I react to the story, ‘Pupil’s reading skills improve’ in the New Vision of Thursday. This was attributed to the teaching and learning in local languages in lower primary classes. It is a good observation that needs to be strengthened for the benefit of our children.
The idea of teaching in local languages generally enhances children’s early learning abilities. It is now evident from the report of Uganda National Examinations Board that learners in schools that use local languages easily acquire skills in letter identification, letter sounds, vocabulary, listening, comprehension and oral passage reading.
This is commendable and should be supported with provision of more local language books so that the skills are transferred to even to upper primary classes. Children love reading stories in their own languages with a focus on their immediate communities, and not about other unrelatable topics.
Children’s pursuit of reading stories is developed once they are able to describe things around them. These stories are the window to their world of fantasy, reality as well as developing competencies.
Books written in local a language are often developed basing on what is found in the areas that these children are found. This is captivating, engaging and connect to their souls with the reading materials. Children cannot learn to read effectively, if there are few or no reading materials to read.
The Ministry of Education and Sports should focus more on purchase of books to support the initiative. Children learn even faster when reading materials are available.
Teaching a child in their mother tongue is very important as it gives them identity.
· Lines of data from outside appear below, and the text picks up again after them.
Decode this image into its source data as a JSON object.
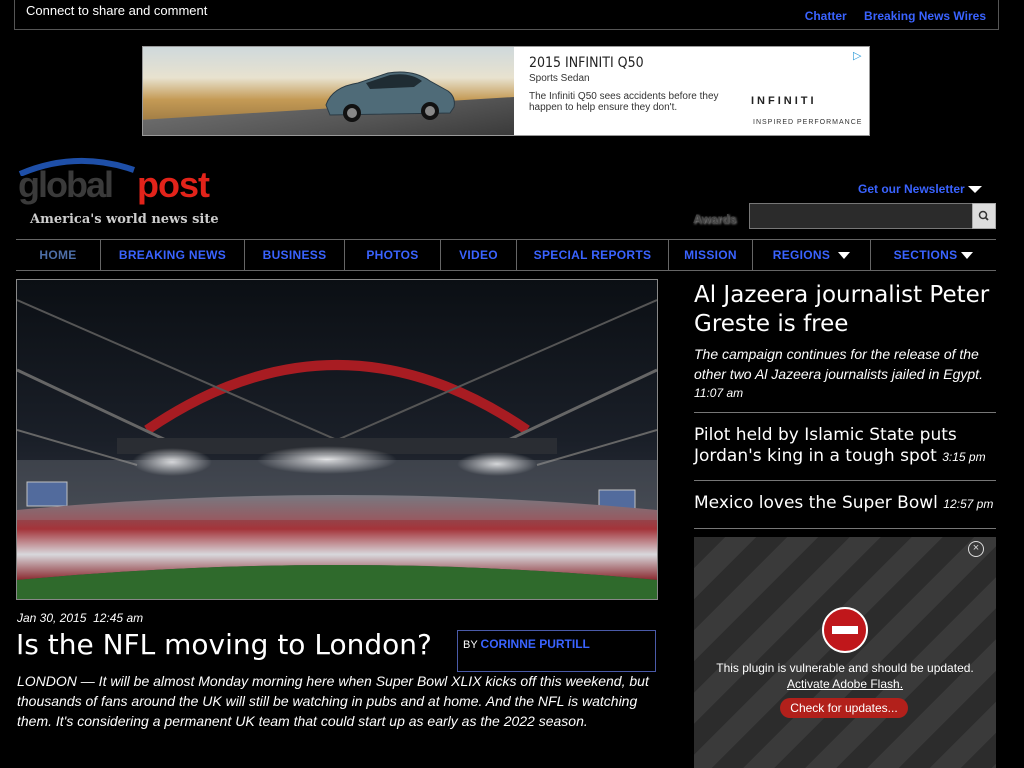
{
  "topbar": {
    "connect_text": "Connect to share and comment",
    "links": [
      "Chatter",
      "Breaking News Wires"
    ]
  },
  "ad": {
    "title": "2015 INFINITI Q50",
    "subtitle": "Sports Sedan",
    "description": "The Infiniti Q50 sees accidents before they happen to help ensure they don't.",
    "brand": "INFINITI",
    "brand_tagline": "INSPIRED PERFORMANCE"
  },
  "header": {
    "logo_global": "global",
    "logo_post": "post",
    "tagline": "America's world news site",
    "newsletter": "Get our Newsletter",
    "awards": "Awards",
    "search_placeholder": ""
  },
  "nav": {
    "items": [
      "HOME",
      "BREAKING NEWS",
      "BUSINESS",
      "PHOTOS",
      "VIDEO",
      "SPECIAL REPORTS",
      "MISSION",
      "REGIONS",
      "SECTIONS"
    ]
  },
  "main": {
    "date": "Jan 30, 2015",
    "time": "12:45 am",
    "headline": "Is the NFL moving to London?",
    "byline_prefix": "BY",
    "author": "CORINNE PURTILL",
    "lede": "LONDON — It will be almost Monday morning here when Super Bowl XLIX kicks off this weekend, but thousands of fans around the UK will still be watching in pubs and at home. And the NFL is watching them. It's considering a permanent UK team that could start up as early as the 2022 season."
  },
  "sidebar": {
    "story1": {
      "title": "Al Jazeera journalist Peter Greste is free",
      "desc": "The campaign continues for the release of the other two Al Jazeera journalists jailed in Egypt.",
      "time": "11:07 am"
    },
    "story2": {
      "title": "Pilot held by Islamic State puts Jordan's king in a tough spot",
      "time": "3:15 pm"
    },
    "story3": {
      "title": "Mexico loves the Super Bowl",
      "time": "12:57 pm"
    }
  },
  "plugin": {
    "message": "This plugin is vulnerable and should be updated.",
    "activate": "Activate Adobe Flash.",
    "check": "Check for updates..."
  }
}
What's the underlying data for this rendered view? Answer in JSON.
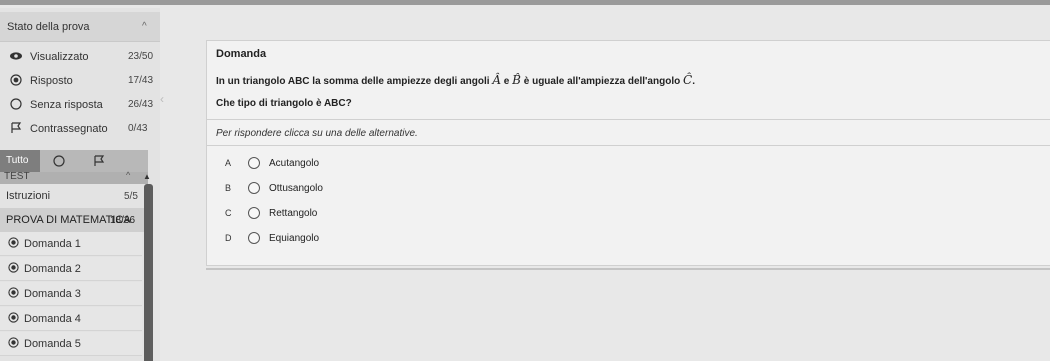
{
  "sidebar": {
    "status_title": "Stato della prova",
    "stats": [
      {
        "label": "Visualizzato",
        "count": "23/50",
        "icon": "eye-icon"
      },
      {
        "label": "Risposto",
        "count": "17/43",
        "icon": "radio-filled-icon"
      },
      {
        "label": "Senza risposta",
        "count": "26/43",
        "icon": "radio-empty-icon"
      },
      {
        "label": "Contrassegnato",
        "count": "0/43",
        "icon": "flag-icon"
      }
    ],
    "filter": {
      "all_label": "Tutto"
    },
    "test_label": "TEST",
    "sections": [
      {
        "label": "Istruzioni",
        "count": "5/5"
      },
      {
        "label": "PROVA DI MATEMATICA",
        "count": "18/36"
      }
    ],
    "questions": [
      {
        "label": "Domanda 1"
      },
      {
        "label": "Domanda 2"
      },
      {
        "label": "Domanda 3"
      },
      {
        "label": "Domanda 4"
      },
      {
        "label": "Domanda 5"
      }
    ]
  },
  "main": {
    "title": "Domanda",
    "text_before": "In un triangolo ABC la somma delle ampiezze degli angoli",
    "angle_a": "Â",
    "conj": "e",
    "angle_b": "B̂",
    "text_mid": "è uguale all'ampiezza dell'angolo",
    "angle_c": "Ĉ",
    "text_end": ".",
    "sub_question": "Che tipo di triangolo è ABC?",
    "instructions": "Per rispondere clicca su una delle alternative.",
    "options": [
      {
        "letter": "A",
        "text": "Acutangolo"
      },
      {
        "letter": "B",
        "text": "Ottusangolo"
      },
      {
        "letter": "C",
        "text": "Rettangolo"
      },
      {
        "letter": "D",
        "text": "Equiangolo"
      }
    ]
  }
}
The thematic curriculum, which stresses the lower primary teaching in local languages is good for our children.
The government of Uganda has a language policy that supports mother language instruction and learning at the early grade level. This should be supported by all stakeholders, including our development partners, to enable schools have local language reading materials.
Educationist in Kampala